Line by line, output the material without altering anything.

> _DATA EXTRACT_
□ □ □ □ □ □ □
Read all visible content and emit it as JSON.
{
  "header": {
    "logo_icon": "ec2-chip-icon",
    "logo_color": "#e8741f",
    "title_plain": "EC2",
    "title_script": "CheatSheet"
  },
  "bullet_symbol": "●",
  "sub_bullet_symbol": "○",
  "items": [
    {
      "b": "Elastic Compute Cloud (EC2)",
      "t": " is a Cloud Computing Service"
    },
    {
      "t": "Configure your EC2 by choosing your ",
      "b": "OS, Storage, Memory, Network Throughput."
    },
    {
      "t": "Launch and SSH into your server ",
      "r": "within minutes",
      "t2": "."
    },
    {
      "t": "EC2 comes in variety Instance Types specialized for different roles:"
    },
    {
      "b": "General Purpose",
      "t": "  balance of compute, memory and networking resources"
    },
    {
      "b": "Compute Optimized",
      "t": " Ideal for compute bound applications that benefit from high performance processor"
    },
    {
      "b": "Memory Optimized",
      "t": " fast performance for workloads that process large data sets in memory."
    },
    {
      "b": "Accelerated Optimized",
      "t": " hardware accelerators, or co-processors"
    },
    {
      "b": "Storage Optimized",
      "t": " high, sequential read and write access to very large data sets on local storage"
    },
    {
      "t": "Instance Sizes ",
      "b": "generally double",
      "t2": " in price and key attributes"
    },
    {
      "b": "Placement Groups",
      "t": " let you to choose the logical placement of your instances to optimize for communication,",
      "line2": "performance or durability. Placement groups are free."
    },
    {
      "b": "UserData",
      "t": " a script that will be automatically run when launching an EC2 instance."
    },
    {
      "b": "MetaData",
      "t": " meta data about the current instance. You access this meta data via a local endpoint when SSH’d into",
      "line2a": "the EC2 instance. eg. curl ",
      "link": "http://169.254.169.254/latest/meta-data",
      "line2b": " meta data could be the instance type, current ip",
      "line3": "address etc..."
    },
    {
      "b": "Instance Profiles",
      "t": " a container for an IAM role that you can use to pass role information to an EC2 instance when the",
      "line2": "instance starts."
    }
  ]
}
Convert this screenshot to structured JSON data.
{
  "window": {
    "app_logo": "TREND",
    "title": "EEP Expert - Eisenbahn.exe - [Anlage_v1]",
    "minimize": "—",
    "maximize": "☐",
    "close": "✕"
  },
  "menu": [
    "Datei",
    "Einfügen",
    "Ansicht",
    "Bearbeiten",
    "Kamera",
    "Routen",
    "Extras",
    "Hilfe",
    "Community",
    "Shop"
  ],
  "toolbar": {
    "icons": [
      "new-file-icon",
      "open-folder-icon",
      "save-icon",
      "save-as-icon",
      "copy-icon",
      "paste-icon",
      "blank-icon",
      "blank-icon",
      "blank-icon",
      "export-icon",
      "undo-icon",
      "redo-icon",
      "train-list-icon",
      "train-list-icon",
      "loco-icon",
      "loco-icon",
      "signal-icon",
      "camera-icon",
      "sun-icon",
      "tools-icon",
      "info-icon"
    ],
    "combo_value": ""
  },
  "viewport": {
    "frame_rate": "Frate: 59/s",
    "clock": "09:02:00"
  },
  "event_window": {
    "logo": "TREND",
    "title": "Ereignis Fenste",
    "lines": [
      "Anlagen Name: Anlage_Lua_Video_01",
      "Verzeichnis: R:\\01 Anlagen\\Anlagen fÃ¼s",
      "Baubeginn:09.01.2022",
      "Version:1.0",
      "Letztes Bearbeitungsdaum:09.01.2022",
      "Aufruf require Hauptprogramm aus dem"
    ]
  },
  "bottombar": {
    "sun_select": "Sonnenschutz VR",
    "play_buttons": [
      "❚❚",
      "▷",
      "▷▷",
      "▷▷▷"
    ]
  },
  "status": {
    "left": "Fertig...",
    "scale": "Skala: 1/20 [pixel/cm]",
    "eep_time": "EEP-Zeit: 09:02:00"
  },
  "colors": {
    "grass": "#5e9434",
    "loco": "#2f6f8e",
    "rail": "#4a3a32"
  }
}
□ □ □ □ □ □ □
> _WRITTEN SOLUTION_
Read all visible content and emit it as JSON.
{
  "header": {
    "logo_icon": "ec2-chip-icon",
    "logo_color": "#e8741f",
    "title_plain": "EC2",
    "title_script": "CheatSheet"
  },
  "bullet_symbol": "●",
  "sub_bullet_symbol": "○",
  "items": [
    {
      "b": "Elastic Compute Cloud (EC2)",
      "t": " is a Cloud Computing Service"
    },
    {
      "t": "Configure your EC2 by choosing your ",
      "b": "OS, Storage, Memory, Network Throughput."
    },
    {
      "t": "Launch and SSH into your server ",
      "r": "within minutes",
      "t2": "."
    },
    {
      "t": "EC2 comes in variety Instance Types specialized for different roles:"
    },
    {
      "b": "General Purpose",
      "t": "  balance of compute, memory and networking resources"
    },
    {
      "b": "Compute Optimized",
      "t": " Ideal for compute bound applications that benefit from high performance processor"
    },
    {
      "b": "Memory Optimized",
      "t": " fast performance for workloads that process large data sets in memory."
    },
    {
      "b": "Accelerated Optimized",
      "t": " hardware accelerators, or co-processors"
    },
    {
      "b": "Storage Optimized",
      "t": " high, sequential read and write access to very large data sets on local storage"
    },
    {
      "t": "Instance Sizes ",
      "b": "generally double",
      "t2": " in price and key attributes"
    },
    {
      "b": "Placement Groups",
      "t": " let you to choose the logical placement of your instances to optimize for communication,",
      "line2": "performance or durability. Placement groups are free."
    },
    {
      "b": "UserData",
      "t": " a script that will be automatically run when launching an EC2 instance."
    },
    {
      "b": "MetaData",
      "t": " meta data about the current instance. You access this meta data via a local endpoint when SSH’d into",
      "line2a": "the EC2 instance. eg. curl ",
      "link": "http://169.254.169.254/latest/meta-data",
      "line2b": " meta data could be the instance type, current ip",
      "line3": "address etc..."
    },
    {
      "b": "Instance Profiles",
      "t": " a container for an IAM role that you can use to pass role information to an EC2 instance when the",
      "line2": "instance starts."
    }
  ]
}
Convert this screenshot to structured JSON data.
{
  "window": {
    "app_logo": "TREND",
    "title": "EEP Expert - Eisenbahn.exe - [Anlage_v1]",
    "minimize": "—",
    "maximize": "☐",
    "close": "✕"
  },
  "menu": [
    "Datei",
    "Einfügen",
    "Ansicht",
    "Bearbeiten",
    "Kamera",
    "Routen",
    "Extras",
    "Hilfe",
    "Community",
    "Shop"
  ],
  "toolbar": {
    "icons": [
      "new-file-icon",
      "open-folder-icon",
      "save-icon",
      "save-as-icon",
      "copy-icon",
      "paste-icon",
      "blank-icon",
      "blank-icon",
      "blank-icon",
      "export-icon",
      "undo-icon",
      "redo-icon",
      "train-list-icon",
      "train-list-icon",
      "loco-icon",
      "loco-icon",
      "signal-icon",
      "camera-icon",
      "sun-icon",
      "tools-icon",
      "info-icon"
    ],
    "combo_value": ""
  },
  "viewport": {
    "frame_rate": "Frate: 59/s",
    "clock": "09:02:00"
  },
  "event_window": {
    "logo": "TREND",
    "title": "Ereignis Fenste",
    "lines": [
      "Anlagen Name: Anlage_Lua_Video_01",
      "Verzeichnis: R:\\01 Anlagen\\Anlagen fÃ¼s",
      "Baubeginn:09.01.2022",
      "Version:1.0",
      "Letztes Bearbeitungsdaum:09.01.2022",
      "Aufruf require Hauptprogramm aus dem"
    ]
  },
  "bottombar": {
    "sun_select": "Sonnenschutz VR",
    "play_buttons": [
      "❚❚",
      "▷",
      "▷▷",
      "▷▷▷"
    ]
  },
  "status": {
    "left": "Fertig...",
    "scale": "Skala: 1/20 [pixel/cm]",
    "eep_time": "EEP-Zeit: 09:02:00"
  },
  "colors": {
    "grass": "#5e9434",
    "loco": "#2f6f8e",
    "rail": "#4a3a32"
  }
}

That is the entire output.